[Task details]:
As an exercise, copy out the entries exactly as written.

[Information given]:
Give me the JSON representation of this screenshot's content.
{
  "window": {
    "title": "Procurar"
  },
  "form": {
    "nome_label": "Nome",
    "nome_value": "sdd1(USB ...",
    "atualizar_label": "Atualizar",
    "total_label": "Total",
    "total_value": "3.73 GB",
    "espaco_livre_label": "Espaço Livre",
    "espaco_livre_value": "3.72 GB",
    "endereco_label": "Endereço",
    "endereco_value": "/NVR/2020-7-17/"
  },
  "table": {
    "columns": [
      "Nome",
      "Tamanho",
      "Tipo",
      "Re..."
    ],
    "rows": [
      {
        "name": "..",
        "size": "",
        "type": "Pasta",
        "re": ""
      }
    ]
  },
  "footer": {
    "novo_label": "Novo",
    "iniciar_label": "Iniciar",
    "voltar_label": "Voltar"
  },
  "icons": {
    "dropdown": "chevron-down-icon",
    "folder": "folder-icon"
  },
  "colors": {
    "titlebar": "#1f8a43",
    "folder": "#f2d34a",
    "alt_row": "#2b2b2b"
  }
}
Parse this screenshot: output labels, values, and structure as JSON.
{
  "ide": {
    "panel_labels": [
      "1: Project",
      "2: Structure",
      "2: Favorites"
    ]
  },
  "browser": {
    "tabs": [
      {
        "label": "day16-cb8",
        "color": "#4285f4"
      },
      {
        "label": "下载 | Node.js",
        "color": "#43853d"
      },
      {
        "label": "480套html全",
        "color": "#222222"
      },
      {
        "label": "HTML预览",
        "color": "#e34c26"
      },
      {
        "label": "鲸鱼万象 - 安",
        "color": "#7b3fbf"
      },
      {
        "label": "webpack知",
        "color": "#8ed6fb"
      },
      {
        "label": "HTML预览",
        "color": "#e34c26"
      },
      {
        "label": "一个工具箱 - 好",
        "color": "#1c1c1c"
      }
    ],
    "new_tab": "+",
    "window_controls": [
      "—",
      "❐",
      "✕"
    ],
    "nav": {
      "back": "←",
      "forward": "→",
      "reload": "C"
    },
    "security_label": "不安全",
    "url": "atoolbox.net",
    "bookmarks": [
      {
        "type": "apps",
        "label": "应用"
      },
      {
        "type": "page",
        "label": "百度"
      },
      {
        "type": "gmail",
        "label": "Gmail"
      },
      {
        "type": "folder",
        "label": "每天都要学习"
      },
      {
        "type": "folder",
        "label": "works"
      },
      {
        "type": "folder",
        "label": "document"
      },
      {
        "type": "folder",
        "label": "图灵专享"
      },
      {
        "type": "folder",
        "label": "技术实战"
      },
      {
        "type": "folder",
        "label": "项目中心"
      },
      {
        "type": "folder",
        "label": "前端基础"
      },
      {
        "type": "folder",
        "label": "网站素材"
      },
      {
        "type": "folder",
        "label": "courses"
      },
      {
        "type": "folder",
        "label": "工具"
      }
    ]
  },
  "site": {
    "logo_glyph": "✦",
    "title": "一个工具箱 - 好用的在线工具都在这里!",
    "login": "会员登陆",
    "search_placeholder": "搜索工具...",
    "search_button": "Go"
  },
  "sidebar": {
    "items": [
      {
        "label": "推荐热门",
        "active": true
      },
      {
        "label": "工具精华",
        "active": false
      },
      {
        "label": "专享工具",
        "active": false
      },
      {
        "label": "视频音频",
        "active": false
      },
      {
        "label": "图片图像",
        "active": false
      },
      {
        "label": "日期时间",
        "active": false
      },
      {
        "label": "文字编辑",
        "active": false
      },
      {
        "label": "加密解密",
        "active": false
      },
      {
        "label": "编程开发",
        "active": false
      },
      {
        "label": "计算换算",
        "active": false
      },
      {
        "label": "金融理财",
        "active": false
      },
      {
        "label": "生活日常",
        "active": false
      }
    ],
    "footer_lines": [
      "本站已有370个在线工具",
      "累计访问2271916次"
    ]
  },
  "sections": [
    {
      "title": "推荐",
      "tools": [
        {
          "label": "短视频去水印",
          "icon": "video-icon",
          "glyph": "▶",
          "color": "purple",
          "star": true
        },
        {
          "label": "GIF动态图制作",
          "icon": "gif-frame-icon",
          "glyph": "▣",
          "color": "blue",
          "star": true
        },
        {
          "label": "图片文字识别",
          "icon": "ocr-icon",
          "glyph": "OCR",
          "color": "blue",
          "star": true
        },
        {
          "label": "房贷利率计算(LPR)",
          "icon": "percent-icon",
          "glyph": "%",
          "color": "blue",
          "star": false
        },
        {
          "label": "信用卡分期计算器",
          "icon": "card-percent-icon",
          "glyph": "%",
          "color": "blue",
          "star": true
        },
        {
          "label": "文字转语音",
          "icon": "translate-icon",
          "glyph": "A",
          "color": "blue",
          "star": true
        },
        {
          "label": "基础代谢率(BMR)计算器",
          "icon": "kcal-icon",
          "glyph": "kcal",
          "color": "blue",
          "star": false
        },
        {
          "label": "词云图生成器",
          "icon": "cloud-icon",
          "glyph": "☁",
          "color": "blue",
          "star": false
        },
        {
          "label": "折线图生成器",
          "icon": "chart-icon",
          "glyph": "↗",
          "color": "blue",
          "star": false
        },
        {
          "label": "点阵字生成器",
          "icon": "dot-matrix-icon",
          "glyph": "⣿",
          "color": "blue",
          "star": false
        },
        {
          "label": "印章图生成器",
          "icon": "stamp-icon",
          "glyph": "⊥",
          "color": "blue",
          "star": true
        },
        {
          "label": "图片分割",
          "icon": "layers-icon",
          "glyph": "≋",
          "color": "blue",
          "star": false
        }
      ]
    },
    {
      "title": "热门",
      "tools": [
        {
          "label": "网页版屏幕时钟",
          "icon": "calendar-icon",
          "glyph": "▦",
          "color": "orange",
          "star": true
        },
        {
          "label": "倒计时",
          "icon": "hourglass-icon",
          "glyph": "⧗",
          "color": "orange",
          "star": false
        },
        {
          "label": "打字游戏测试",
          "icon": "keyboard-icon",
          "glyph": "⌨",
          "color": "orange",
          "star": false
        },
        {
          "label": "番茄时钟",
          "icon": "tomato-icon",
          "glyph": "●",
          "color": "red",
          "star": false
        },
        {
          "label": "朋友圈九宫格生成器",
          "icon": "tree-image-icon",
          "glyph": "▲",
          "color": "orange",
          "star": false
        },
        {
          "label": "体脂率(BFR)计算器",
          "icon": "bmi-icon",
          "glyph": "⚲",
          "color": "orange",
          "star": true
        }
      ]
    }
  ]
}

[Completed exercise]:
Give me the JSON representation of this screenshot's content.
{
  "window": {
    "title": "Procurar"
  },
  "form": {
    "nome_label": "Nome",
    "nome_value": "sdd1(USB ...",
    "atualizar_label": "Atualizar",
    "total_label": "Total",
    "total_value": "3.73 GB",
    "espaco_livre_label": "Espaço Livre",
    "espaco_livre_value": "3.72 GB",
    "endereco_label": "Endereço",
    "endereco_value": "/NVR/2020-7-17/"
  },
  "table": {
    "columns": [
      "Nome",
      "Tamanho",
      "Tipo",
      "Re..."
    ],
    "rows": [
      {
        "name": "..",
        "size": "",
        "type": "Pasta",
        "re": ""
      }
    ]
  },
  "footer": {
    "novo_label": "Novo",
    "iniciar_label": "Iniciar",
    "voltar_label": "Voltar"
  },
  "icons": {
    "dropdown": "chevron-down-icon",
    "folder": "folder-icon"
  },
  "colors": {
    "titlebar": "#1f8a43",
    "folder": "#f2d34a",
    "alt_row": "#2b2b2b"
  }
}
Parse this screenshot: output labels, values, and structure as JSON.
{
  "ide": {
    "panel_labels": [
      "1: Project",
      "2: Structure",
      "2: Favorites"
    ]
  },
  "browser": {
    "tabs": [
      {
        "label": "day16-cb8",
        "color": "#4285f4"
      },
      {
        "label": "下载 | Node.js",
        "color": "#43853d"
      },
      {
        "label": "480套html全",
        "color": "#222222"
      },
      {
        "label": "HTML预览",
        "color": "#e34c26"
      },
      {
        "label": "鲸鱼万象 - 安",
        "color": "#7b3fbf"
      },
      {
        "label": "webpack知",
        "color": "#8ed6fb"
      },
      {
        "label": "HTML预览",
        "color": "#e34c26"
      },
      {
        "label": "一个工具箱 - 好",
        "color": "#1c1c1c"
      }
    ],
    "new_tab": "+",
    "window_controls": [
      "—",
      "❐",
      "✕"
    ],
    "nav": {
      "back": "←",
      "forward": "→",
      "reload": "C"
    },
    "security_label": "不安全",
    "url": "atoolbox.net",
    "bookmarks": [
      {
        "type": "apps",
        "label": "应用"
      },
      {
        "type": "page",
        "label": "百度"
      },
      {
        "type": "gmail",
        "label": "Gmail"
      },
      {
        "type": "folder",
        "label": "每天都要学习"
      },
      {
        "type": "folder",
        "label": "works"
      },
      {
        "type": "folder",
        "label": "document"
      },
      {
        "type": "folder",
        "label": "图灵专享"
      },
      {
        "type": "folder",
        "label": "技术实战"
      },
      {
        "type": "folder",
        "label": "项目中心"
      },
      {
        "type": "folder",
        "label": "前端基础"
      },
      {
        "type": "folder",
        "label": "网站素材"
      },
      {
        "type": "folder",
        "label": "courses"
      },
      {
        "type": "folder",
        "label": "工具"
      }
    ]
  },
  "site": {
    "logo_glyph": "✦",
    "title": "一个工具箱 - 好用的在线工具都在这里!",
    "login": "会员登陆",
    "search_placeholder": "搜索工具...",
    "search_button": "Go"
  },
  "sidebar": {
    "items": [
      {
        "label": "推荐热门",
        "active": true
      },
      {
        "label": "工具精华",
        "active": false
      },
      {
        "label": "专享工具",
        "active": false
      },
      {
        "label": "视频音频",
        "active": false
      },
      {
        "label": "图片图像",
        "active": false
      },
      {
        "label": "日期时间",
        "active": false
      },
      {
        "label": "文字编辑",
        "active": false
      },
      {
        "label": "加密解密",
        "active": false
      },
      {
        "label": "编程开发",
        "active": false
      },
      {
        "label": "计算换算",
        "active": false
      },
      {
        "label": "金融理财",
        "active": false
      },
      {
        "label": "生活日常",
        "active": false
      }
    ],
    "footer_lines": [
      "本站已有370个在线工具",
      "累计访问2271916次"
    ]
  },
  "sections": [
    {
      "title": "推荐",
      "tools": [
        {
          "label": "短视频去水印",
          "icon": "video-icon",
          "glyph": "▶",
          "color": "purple",
          "star": true
        },
        {
          "label": "GIF动态图制作",
          "icon": "gif-frame-icon",
          "glyph": "▣",
          "color": "blue",
          "star": true
        },
        {
          "label": "图片文字识别",
          "icon": "ocr-icon",
          "glyph": "OCR",
          "color": "blue",
          "star": true
        },
        {
          "label": "房贷利率计算(LPR)",
          "icon": "percent-icon",
          "glyph": "%",
          "color": "blue",
          "star": false
        },
        {
          "label": "信用卡分期计算器",
          "icon": "card-percent-icon",
          "glyph": "%",
          "color": "blue",
          "star": true
        },
        {
          "label": "文字转语音",
          "icon": "translate-icon",
          "glyph": "A",
          "color": "blue",
          "star": true
        },
        {
          "label": "基础代谢率(BMR)计算器",
          "icon": "kcal-icon",
          "glyph": "kcal",
          "color": "blue",
          "star": false
        },
        {
          "label": "词云图生成器",
          "icon": "cloud-icon",
          "glyph": "☁",
          "color": "blue",
          "star": false
        },
        {
          "label": "折线图生成器",
          "icon": "chart-icon",
          "glyph": "↗",
          "color": "blue",
          "star": false
        },
        {
          "label": "点阵字生成器",
          "icon": "dot-matrix-icon",
          "glyph": "⣿",
          "color": "blue",
          "star": false
        },
        {
          "label": "印章图生成器",
          "icon": "stamp-icon",
          "glyph": "⊥",
          "color": "blue",
          "star": true
        },
        {
          "label": "图片分割",
          "icon": "layers-icon",
          "glyph": "≋",
          "color": "blue",
          "star": false
        }
      ]
    },
    {
      "title": "热门",
      "tools": [
        {
          "label": "网页版屏幕时钟",
          "icon": "calendar-icon",
          "glyph": "▦",
          "color": "orange",
          "star": true
        },
        {
          "label": "倒计时",
          "icon": "hourglass-icon",
          "glyph": "⧗",
          "color": "orange",
          "star": false
        },
        {
          "label": "打字游戏测试",
          "icon": "keyboard-icon",
          "glyph": "⌨",
          "color": "orange",
          "star": false
        },
        {
          "label": "番茄时钟",
          "icon": "tomato-icon",
          "glyph": "●",
          "color": "red",
          "star": false
        },
        {
          "label": "朋友圈九宫格生成器",
          "icon": "tree-image-icon",
          "glyph": "▲",
          "color": "orange",
          "star": false
        },
        {
          "label": "体脂率(BFR)计算器",
          "icon": "bmi-icon",
          "glyph": "⚲",
          "color": "orange",
          "star": true
        }
      ]
    }
  ]
}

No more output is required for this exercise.